PORTLAND — The Rt. Rev. Frederick B. Wolf, 76, died Tuesday at Cedars Nursing Care Center.
Wolf served as the sixth bishop of the Episcopal Diocese of Maine from 1968 until his retirement in 1985. He worked as a pastoral counselor in private practice from 1986 to 1996. The former bishop had suffered a stroke in September.
“His support has been a source of great strength to me in the past year,” said the Rt. Rev. Chilton Knudsen, elected to lead the diocese in November 1997. “He would often drop me short notes, cheering me on or gently sharing his wisdom about some aspect of Episcopal ministry.
“In one of our last conversations, Fred asked me to promise that I would care well for his beloved Diocese of Maine,” she said.”I will be sustained for all of my days by the fact that his were among the hands laid on my head when I was consecrated a bishop.”
Wolf was ordained in 1945 by the Diocese of Chicago, where Knudsen served before her election as bishop in Maine. He served churches in Illinois and Vermont before his consecration as bishop on Oct. 4, 1968.
The ordination of women was the most significant change that occurred in the church during Wolf’s tenure. While he initially opposed women joining the clergy, he changed his position in 1976. In December 1977, he ordained Elizabeth Habecker the first woman Episcopal priest in Maine.

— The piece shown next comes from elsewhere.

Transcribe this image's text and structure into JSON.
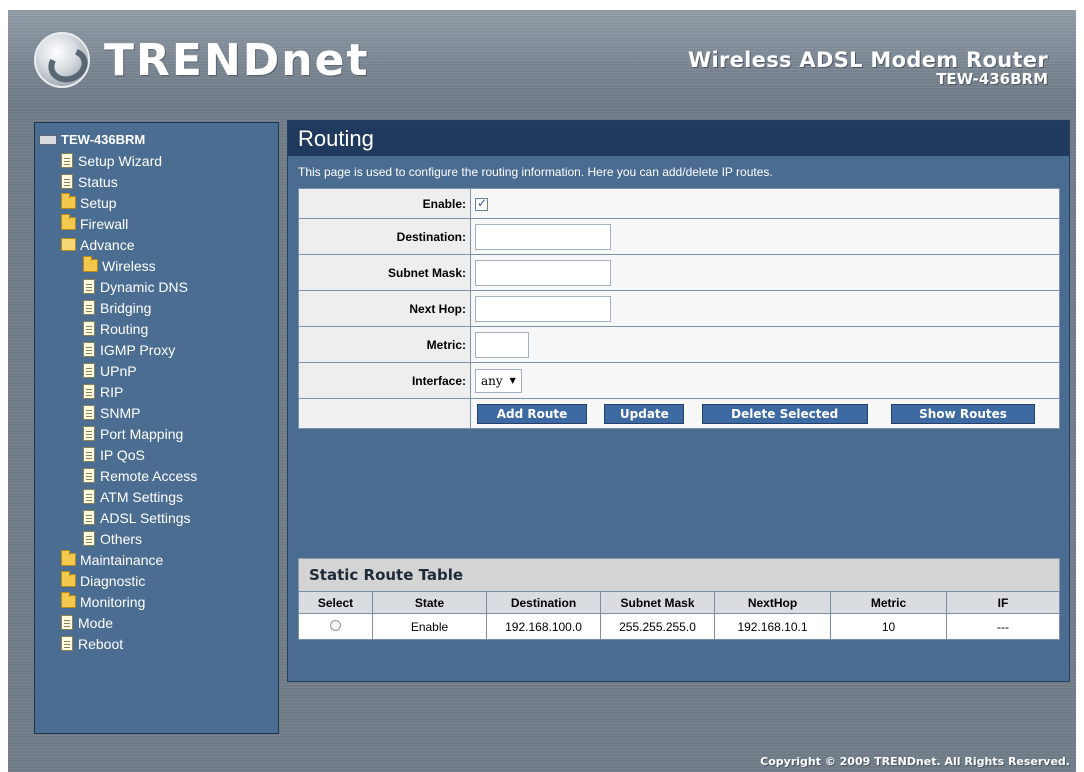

During Wolf’s episcopate, eight new congregations were formed and he instituted the Fred C. Scribner Award for distinguished service and lay ministry, an occasional award named after the first recipient. During his retirement, Wolf had a practice as a licensed clinical counselor and also led retreats for people in recovery from alcoholism.
Michael Clark, a member of the Church of the Good Shepherd, Houlton, considered Wolf a personal friend. Clark served on the Diocesan Council when Wolf was bishop.
“He knew everybody at every church by their first name,” said Clark. “He had an uncanny ablity to remember little things about people and their families. He came to The County a lot. Attendance and membership was very strong in those days. He was a hard-working bishop, a good friend and fellow human being. I feel honored to have shared time with him.”
Clark compared Wolf’s personal style to Knudsen’s, who has traveled extensively throughout the diocese since her consecration in March. Knudsen will preside at Wolf’s funeral service at 10 a.m. Saturday, Jan. 2, at the Cathedral of St. Luke in Portland. After cremation, Wolf’s ashes will be interred in the Bishop’s Garden adjacent to the cathedral at a later date.